▸ **Work order**
Reproduce every entry exactly, without alteration.

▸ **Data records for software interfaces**
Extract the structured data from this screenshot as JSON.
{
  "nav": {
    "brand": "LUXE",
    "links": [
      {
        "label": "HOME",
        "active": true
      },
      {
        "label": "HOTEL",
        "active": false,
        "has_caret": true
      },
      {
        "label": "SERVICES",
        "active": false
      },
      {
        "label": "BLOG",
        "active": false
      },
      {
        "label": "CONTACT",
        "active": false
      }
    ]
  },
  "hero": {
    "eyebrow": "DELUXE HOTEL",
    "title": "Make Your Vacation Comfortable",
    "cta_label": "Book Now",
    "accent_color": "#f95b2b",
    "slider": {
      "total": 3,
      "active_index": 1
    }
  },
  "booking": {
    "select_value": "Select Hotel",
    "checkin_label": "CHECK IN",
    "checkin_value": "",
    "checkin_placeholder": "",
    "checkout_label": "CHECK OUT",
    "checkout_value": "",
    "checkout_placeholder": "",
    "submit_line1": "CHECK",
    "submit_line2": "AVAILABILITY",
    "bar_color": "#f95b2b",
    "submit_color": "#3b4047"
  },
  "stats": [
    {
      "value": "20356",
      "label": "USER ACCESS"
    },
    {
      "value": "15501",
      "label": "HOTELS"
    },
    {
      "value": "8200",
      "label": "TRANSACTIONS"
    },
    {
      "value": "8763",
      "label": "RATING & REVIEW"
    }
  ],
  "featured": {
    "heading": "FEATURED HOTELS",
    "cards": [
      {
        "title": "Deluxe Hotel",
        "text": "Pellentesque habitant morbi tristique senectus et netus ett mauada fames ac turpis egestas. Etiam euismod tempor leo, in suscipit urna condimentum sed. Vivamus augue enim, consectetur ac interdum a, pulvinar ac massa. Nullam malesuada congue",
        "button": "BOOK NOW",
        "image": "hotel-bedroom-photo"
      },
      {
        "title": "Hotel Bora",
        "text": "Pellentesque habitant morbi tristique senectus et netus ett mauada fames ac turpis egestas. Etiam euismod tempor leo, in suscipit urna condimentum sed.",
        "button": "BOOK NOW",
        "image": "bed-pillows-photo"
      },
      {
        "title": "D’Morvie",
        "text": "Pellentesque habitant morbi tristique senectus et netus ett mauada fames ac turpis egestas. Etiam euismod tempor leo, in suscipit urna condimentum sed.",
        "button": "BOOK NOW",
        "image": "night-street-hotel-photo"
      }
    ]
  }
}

▸ **Reply**
Extract the structured data from this screenshot as JSON.
{
  "nav": {
    "brand": "LUXE",
    "links": [
      {
        "label": "HOME",
        "active": true
      },
      {
        "label": "HOTEL",
        "active": false,
        "has_caret": true
      },
      {
        "label": "SERVICES",
        "active": false
      },
      {
        "label": "BLOG",
        "active": false
      },
      {
        "label": "CONTACT",
        "active": false
      }
    ]
  },
  "hero": {
    "eyebrow": "DELUXE HOTEL",
    "title": "Make Your Vacation Comfortable",
    "cta_label": "Book Now",
    "accent_color": "#f95b2b",
    "slider": {
      "total": 3,
      "active_index": 1
    }
  },
  "booking": {
    "select_value": "Select Hotel",
    "checkin_label": "CHECK IN",
    "checkin_value": "",
    "checkin_placeholder": "",
    "checkout_label": "CHECK OUT",
    "checkout_value": "",
    "checkout_placeholder": "",
    "submit_line1": "CHECK",
    "submit_line2": "AVAILABILITY",
    "bar_color": "#f95b2b",
    "submit_color": "#3b4047"
  },
  "stats": [
    {
      "value": "20356",
      "label": "USER ACCESS"
    },
    {
      "value": "15501",
      "label": "HOTELS"
    },
    {
      "value": "8200",
      "label": "TRANSACTIONS"
    },
    {
      "value": "8763",
      "label": "RATING & REVIEW"
    }
  ],
  "featured": {
    "heading": "FEATURED HOTELS",
    "cards": [
      {
        "title": "Deluxe Hotel",
        "text": "Pellentesque habitant morbi tristique senectus et netus ett mauada fames ac turpis egestas. Etiam euismod tempor leo, in suscipit urna condimentum sed. Vivamus augue enim, consectetur ac interdum a, pulvinar ac massa. Nullam malesuada congue",
        "button": "BOOK NOW",
        "image": "hotel-bedroom-photo"
      },
      {
        "title": "Hotel Bora",
        "text": "Pellentesque habitant morbi tristique senectus et netus ett mauada fames ac turpis egestas. Etiam euismod tempor leo, in suscipit urna condimentum sed.",
        "button": "BOOK NOW",
        "image": "bed-pillows-photo"
      },
      {
        "title": "D’Morvie",
        "text": "Pellentesque habitant morbi tristique senectus et netus ett mauada fames ac turpis egestas. Etiam euismod tempor leo, in suscipit urna condimentum sed.",
        "button": "BOOK NOW",
        "image": "night-street-hotel-photo"
      }
    ]
  }
}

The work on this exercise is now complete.